85. You know you are a clumsy ultrarunner when after running headfirst into the trail for the third time get up and continue running even though you are bleeding and covered in maple syrup where your gel flask exploded and you have another 20k to go.
86. You go for an easy 2 hour run in the middle of a Hurricane and think it is fun to get wet, muddy and run through the rivers that were once trails.
87. You get to the 81 mile point of a 100 miler and say to yourself, "Wow, only 19 miles left!"
88. You try to tie double knots in your Oxfords.
89. You pass a swamp towards the end of a run and think 'How bad could it be?"
90. Livestock salt blocks look good after a run.
91. You're embarrassed that you've only done 50K's...
92. Your wife/girlfriend/significant other asks you if you want to have sex on any particular night and you respond with:
a. "sorry, I don't have time, I have to go running"
b. "sorry, I'm too tired, I just went running"
c. "sorry, I would rather go read all my messages from the ultra-list"
93. You go down a flight of stairs, uh, backwards, after an ultra and everybody laughs.
94. No one believes you when you say "never again".
95. You refer to certain 100 mile races as "low-key."

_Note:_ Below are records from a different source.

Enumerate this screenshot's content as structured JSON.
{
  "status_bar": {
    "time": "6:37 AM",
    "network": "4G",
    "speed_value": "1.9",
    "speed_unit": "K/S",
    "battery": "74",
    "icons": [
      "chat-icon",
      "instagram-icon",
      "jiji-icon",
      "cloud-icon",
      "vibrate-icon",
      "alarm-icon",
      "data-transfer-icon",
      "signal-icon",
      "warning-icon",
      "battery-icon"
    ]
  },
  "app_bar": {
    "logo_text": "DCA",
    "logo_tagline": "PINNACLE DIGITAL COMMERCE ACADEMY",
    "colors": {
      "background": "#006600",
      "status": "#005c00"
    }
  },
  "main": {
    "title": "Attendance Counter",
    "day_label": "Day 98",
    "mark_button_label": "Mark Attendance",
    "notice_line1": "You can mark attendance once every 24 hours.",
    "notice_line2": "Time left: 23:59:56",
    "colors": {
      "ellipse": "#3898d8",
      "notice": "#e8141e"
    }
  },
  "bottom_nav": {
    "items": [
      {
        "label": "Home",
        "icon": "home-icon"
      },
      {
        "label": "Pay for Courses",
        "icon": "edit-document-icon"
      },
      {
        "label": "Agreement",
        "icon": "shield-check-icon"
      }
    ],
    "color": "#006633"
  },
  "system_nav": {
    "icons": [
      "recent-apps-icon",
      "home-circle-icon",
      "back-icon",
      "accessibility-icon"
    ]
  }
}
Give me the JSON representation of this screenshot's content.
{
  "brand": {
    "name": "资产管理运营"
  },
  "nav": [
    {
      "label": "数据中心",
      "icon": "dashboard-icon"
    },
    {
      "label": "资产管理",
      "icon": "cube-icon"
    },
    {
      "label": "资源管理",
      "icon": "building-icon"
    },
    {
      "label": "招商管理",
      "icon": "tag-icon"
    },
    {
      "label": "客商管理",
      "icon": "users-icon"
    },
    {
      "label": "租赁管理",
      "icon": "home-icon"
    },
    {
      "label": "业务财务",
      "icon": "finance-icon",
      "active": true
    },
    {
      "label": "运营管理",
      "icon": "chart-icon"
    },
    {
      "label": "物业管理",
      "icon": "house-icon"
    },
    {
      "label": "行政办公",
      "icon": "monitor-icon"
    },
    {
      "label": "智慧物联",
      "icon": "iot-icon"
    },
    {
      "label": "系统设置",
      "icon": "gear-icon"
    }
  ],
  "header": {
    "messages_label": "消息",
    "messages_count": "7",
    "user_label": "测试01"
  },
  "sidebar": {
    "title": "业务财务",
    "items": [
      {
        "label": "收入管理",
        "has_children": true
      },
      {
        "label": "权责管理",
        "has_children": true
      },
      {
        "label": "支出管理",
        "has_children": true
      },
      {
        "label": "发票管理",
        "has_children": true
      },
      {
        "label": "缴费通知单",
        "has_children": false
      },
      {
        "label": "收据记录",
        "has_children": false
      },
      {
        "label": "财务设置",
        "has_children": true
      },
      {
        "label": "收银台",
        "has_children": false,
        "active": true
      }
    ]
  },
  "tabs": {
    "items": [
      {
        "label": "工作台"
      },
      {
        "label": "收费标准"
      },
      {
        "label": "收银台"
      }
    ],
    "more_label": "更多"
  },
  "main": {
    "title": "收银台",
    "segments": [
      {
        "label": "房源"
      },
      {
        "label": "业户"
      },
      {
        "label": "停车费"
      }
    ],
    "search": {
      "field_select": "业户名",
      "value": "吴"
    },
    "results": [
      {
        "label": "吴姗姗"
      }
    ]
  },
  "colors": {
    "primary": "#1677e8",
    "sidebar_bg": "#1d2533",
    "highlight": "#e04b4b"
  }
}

96. You number your running shoes to distinguish old from new, since they all look dirty.
97. Prior to running a difficult race, you check to see if local hospitals and urgent care centers are in your PPO.
98. The only time major household projects get done is in a taper or race recovery.
99. Everything in your life, everything, is organized in different sized zip-loc bags.
100. You call a 50-mile race "just another training run".
101. You think a 100-mile race is easier than a 50 miler because you don't have to go out as fast.
102. You say, "Taper? Who's got time to taper? I have a race coming up this weekend."
103. You're tapering/recovering, and you'd rather drive 50 miles to watch Ann Trason's heavenly running style for 20 seconds than the Super Bowl.
104. You have to rent a car to drive to a major event because you and your pacer own stick shifts and neither will be able to drive them on the return trip.
105. You actually DO drive a stick shift home with a severely pulled left hamstring
106. You meet someone of the opposite sex on the trail of a 100 and all of conversation is about what color is your urine, can you drink? and were you able to dump.
107. Ya know you're and ultra runner when a girl changes her tank and her bra in front of you and all you do is take another drink of water, look at your watch, get up and tell your pacer "Let's hit the trail."
108. On a long drive you see the road signs listing various mileages to different places and think of how long it would take to get there on foot rather than by the car your driving.
109. You've started a race in the dark, run all day, and finished in the dark (if your lucky).
110. Your non-Ultrarunning running friends look at you strange when you tell them that 10:00/Mile is a fast pace for a 100 mile race (not to mention most ultras).
111. You don't hesitate to lie down in the trail (anywhere) when you are falling asleep on your feet during the early morning hours on the second day of a 100 miler; and it feels so comfortable.
112. You know your an ultrarunner when you actually sit down and read all of the postings about, "You know your an ultrarunner when..." and can laugh and relate to all of the comments.